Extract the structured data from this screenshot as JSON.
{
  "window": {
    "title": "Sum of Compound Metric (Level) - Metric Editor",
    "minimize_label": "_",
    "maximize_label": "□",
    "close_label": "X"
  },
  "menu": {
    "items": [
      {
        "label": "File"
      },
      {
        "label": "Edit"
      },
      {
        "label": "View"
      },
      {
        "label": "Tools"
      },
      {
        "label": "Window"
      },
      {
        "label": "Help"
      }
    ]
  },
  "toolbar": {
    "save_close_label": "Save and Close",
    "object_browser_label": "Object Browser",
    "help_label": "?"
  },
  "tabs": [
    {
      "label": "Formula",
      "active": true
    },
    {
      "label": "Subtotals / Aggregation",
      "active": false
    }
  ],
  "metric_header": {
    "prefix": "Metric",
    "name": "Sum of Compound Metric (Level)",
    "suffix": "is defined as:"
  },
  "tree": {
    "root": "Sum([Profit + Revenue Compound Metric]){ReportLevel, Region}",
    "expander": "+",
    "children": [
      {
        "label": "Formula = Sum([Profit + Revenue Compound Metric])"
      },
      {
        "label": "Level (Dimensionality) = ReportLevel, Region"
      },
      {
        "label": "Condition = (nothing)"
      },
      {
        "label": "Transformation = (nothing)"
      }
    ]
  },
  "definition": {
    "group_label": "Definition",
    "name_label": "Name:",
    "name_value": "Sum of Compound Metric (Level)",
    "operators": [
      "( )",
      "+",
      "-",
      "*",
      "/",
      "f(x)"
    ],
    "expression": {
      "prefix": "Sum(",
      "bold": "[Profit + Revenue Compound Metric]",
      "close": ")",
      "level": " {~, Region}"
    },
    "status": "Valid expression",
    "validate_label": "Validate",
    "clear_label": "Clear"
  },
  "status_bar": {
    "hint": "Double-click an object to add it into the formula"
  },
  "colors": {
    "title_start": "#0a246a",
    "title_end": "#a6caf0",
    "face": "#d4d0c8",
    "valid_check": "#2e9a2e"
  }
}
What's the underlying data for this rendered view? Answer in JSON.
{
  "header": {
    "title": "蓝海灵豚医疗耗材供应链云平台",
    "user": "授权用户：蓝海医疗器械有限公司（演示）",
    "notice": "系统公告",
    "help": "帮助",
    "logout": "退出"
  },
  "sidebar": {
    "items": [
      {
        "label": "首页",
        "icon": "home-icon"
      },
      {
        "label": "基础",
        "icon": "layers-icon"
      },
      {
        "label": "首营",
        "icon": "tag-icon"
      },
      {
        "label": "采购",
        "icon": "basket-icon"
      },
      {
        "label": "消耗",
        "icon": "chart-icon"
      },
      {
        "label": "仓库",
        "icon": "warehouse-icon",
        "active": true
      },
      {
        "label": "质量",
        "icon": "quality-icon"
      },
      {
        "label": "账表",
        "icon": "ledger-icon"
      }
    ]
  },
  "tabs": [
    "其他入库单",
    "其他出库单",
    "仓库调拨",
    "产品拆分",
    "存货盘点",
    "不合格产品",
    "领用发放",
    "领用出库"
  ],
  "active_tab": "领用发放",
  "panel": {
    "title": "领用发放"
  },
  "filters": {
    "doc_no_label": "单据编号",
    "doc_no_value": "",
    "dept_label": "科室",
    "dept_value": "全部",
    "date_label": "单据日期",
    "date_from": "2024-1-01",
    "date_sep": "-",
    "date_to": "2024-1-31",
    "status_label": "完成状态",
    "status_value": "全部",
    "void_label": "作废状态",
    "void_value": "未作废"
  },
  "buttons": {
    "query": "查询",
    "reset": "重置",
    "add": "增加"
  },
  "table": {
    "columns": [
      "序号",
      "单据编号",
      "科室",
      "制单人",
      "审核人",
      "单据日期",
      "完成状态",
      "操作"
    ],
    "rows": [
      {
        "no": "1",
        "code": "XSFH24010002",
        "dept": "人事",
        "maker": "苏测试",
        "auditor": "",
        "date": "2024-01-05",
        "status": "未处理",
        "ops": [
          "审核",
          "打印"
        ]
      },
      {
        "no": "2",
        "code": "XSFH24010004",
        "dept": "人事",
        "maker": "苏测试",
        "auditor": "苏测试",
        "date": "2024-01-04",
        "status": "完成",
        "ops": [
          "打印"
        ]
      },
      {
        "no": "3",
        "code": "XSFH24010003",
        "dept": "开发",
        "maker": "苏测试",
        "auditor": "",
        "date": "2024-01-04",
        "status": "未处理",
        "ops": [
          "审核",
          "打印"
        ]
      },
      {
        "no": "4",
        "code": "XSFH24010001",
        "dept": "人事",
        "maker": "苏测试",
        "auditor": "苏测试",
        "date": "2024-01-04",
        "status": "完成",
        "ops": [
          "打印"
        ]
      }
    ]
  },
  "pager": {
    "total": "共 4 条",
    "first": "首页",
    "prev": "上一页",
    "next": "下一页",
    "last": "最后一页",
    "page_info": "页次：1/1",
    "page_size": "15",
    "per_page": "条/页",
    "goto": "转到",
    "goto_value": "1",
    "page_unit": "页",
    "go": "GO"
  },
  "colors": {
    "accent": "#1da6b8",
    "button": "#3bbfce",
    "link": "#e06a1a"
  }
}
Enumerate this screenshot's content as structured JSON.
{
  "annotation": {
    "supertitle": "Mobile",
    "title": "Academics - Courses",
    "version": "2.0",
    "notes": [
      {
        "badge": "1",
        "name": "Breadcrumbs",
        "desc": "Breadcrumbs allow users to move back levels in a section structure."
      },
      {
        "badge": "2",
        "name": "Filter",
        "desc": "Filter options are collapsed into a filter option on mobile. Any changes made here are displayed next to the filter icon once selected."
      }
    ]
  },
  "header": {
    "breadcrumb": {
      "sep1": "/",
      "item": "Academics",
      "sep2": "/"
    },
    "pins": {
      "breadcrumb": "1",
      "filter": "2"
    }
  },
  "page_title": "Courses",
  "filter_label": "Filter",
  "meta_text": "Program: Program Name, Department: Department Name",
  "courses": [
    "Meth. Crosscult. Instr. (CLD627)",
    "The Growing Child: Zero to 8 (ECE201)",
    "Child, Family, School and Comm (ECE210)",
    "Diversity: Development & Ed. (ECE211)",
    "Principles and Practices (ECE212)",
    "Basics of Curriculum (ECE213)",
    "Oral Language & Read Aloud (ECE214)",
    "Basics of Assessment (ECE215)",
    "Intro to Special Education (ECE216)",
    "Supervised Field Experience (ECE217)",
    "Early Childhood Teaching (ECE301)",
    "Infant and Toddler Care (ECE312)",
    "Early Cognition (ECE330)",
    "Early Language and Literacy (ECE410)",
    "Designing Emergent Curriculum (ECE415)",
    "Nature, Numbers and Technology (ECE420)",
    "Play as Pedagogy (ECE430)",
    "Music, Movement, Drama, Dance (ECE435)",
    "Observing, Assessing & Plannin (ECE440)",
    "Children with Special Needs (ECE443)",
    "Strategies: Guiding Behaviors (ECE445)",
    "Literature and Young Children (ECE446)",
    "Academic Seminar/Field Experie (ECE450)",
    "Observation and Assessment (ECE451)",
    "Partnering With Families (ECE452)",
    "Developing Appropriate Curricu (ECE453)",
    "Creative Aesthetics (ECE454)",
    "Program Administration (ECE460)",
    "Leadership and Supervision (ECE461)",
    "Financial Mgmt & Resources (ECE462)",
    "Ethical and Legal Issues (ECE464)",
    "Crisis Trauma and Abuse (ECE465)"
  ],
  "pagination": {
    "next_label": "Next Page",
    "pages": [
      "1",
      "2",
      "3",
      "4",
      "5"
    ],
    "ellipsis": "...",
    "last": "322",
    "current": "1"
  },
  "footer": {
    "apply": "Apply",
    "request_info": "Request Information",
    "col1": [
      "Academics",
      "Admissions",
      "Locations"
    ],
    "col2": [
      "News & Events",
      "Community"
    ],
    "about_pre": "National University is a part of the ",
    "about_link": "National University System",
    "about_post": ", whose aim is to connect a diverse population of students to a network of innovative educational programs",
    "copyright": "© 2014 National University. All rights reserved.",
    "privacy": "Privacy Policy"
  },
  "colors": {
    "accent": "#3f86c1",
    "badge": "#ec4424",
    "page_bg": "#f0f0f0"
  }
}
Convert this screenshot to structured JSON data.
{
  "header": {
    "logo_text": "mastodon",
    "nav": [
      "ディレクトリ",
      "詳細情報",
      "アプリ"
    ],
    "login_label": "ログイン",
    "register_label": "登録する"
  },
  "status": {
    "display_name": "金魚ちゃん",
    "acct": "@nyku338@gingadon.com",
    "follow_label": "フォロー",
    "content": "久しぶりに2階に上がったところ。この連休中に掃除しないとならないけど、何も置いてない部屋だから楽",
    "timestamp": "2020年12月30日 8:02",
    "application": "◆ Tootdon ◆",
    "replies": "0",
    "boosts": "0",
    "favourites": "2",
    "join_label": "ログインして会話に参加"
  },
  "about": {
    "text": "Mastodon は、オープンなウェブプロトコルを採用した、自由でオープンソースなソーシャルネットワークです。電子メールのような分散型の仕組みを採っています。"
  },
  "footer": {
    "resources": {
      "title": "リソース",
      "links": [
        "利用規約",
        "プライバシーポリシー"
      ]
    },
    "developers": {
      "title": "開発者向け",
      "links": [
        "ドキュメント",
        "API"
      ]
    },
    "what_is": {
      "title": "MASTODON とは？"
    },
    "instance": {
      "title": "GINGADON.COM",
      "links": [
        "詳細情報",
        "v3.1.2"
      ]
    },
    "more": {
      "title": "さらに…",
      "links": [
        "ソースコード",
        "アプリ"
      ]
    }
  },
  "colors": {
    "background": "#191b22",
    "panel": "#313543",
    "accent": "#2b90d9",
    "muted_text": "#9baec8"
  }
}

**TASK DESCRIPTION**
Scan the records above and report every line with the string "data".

**RESULT FOR THIS TASK**
Extract the structured data from this screenshot as JSON.
What's the underlying data for this rendered view? Answer in JSON.
Convert this screenshot to structured JSON data.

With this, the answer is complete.